By Elaine Korry, KQED

Young people with mental health needs find help through art therapy at Daniel's Place, a drop-in center in Santa Monica. (Elaine Korry/KQED)

Young people with mental health needs find help through art therapy at Daniel’s Place, a drop-in center in Santa Monica. (Elaine Korry/KQED)

Remember Proposition 63? The voter initiative known as the Mental Health Services Act was approved in 2004. It imposed a 1 percent surtax on income over $1 million to fund services for Californians with a serious mental illness.
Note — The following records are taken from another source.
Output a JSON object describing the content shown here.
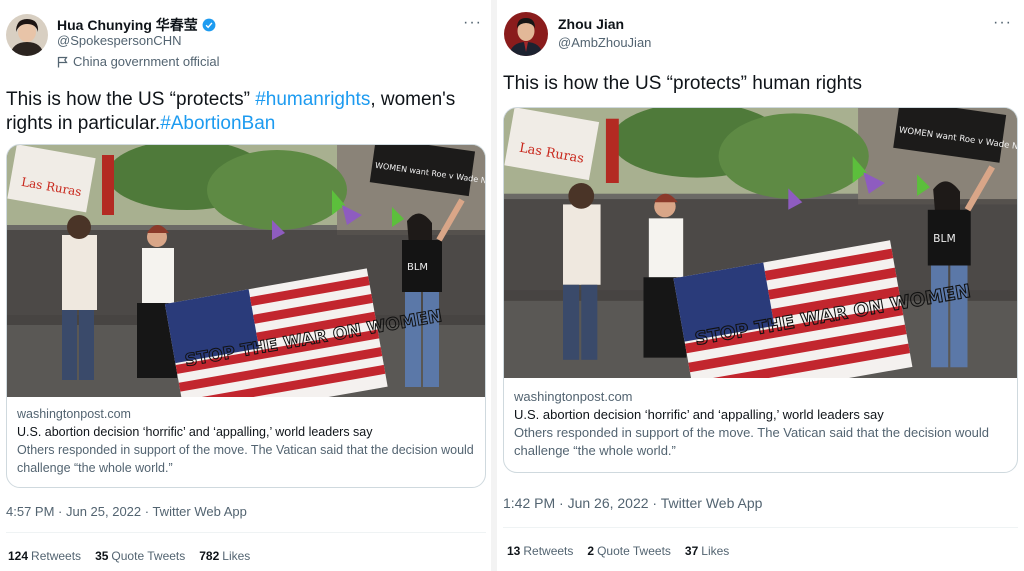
{
  "left": {
    "display_name": "Hua Chunying 华春莹",
    "handle": "@SpokespersonCHN",
    "gov_label": "China government official",
    "more_label": "···",
    "text_before": "This is how the US “protects” ",
    "hashtag_1": "#humanrights",
    "text_middle": ", women's rights in particular.",
    "hashtag_2": "#AbortionBan",
    "card": {
      "domain": "washingtonpost.com",
      "title": "U.S. abortion decision ‘horrific’ and ‘appalling,’ world leaders say",
      "description": "Others responded in support of the move. The Vatican said that the decision would challenge “the whole world.”",
      "sign_left": "Las Ruras",
      "sign_right": "WOMEN want Roe v Wade NOT JESUS",
      "flag_text": "STOP THE WAR ON WOMEN",
      "shirt_text": "BLM"
    },
    "timestamp": "4:57 PM · Jun 25, 2022 · Twitter Web App",
    "retweets_count": "124",
    "retweets_label": "Retweets",
    "quotes_count": "35",
    "quotes_label": "Quote Tweets",
    "likes_count": "782",
    "likes_label": "Likes"
  },
  "right": {
    "display_name": "Zhou Jian",
    "handle": "@AmbZhouJian",
    "more_label": "···",
    "text": "This is how the US “protects” human rights",
    "card": {
      "domain": "washingtonpost.com",
      "title": "U.S. abortion decision ‘horrific’ and ‘appalling,’ world leaders say",
      "description": "Others responded in support of the move. The Vatican said that the decision would challenge “the whole world.”",
      "sign_left": "Las Ruras",
      "sign_right": "WOMEN want Roe v Wade NOT JESUS",
      "flag_text": "STOP THE WAR ON WOMEN",
      "shirt_text": "BLM"
    },
    "timestamp": "1:42 PM · Jun 26, 2022 · Twitter Web App",
    "retweets_count": "13",
    "retweets_label": "Retweets",
    "quotes_count": "2",
    "quotes_label": "Quote Tweets",
    "likes_count": "37",
    "likes_label": "Likes"
  },
  "colors": {
    "link": "#1d9bf0",
    "secondary_text": "#536471",
    "primary_text": "#0f1419",
    "border": "#cfd9de"
  }
}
Now, nine years later, the state auditor is about to release a long-awaited report, detailing how nearly $9 billion in taxpayer money raised by Prop. 63 has been spent. Whether that money has been spent wisely is being hotly debated, and even the bill’s co-authors are divided.

“What did they do with the money? Where has all the money gone? We would like to know,” said Rose King, one of the initiative’s original co-authors. Lawmakers requested the audit after whistle-blowers including King complained that the funds were being misused.

As written, nearly three-quarters of the money raised by Prop 63 was slated to fund services for people already diagnosed with a severe mental illness. Twenty percent was reserved for prevention and early intervention strategies. The remaining funds would go to oversight, administration, and innovations. Continue reading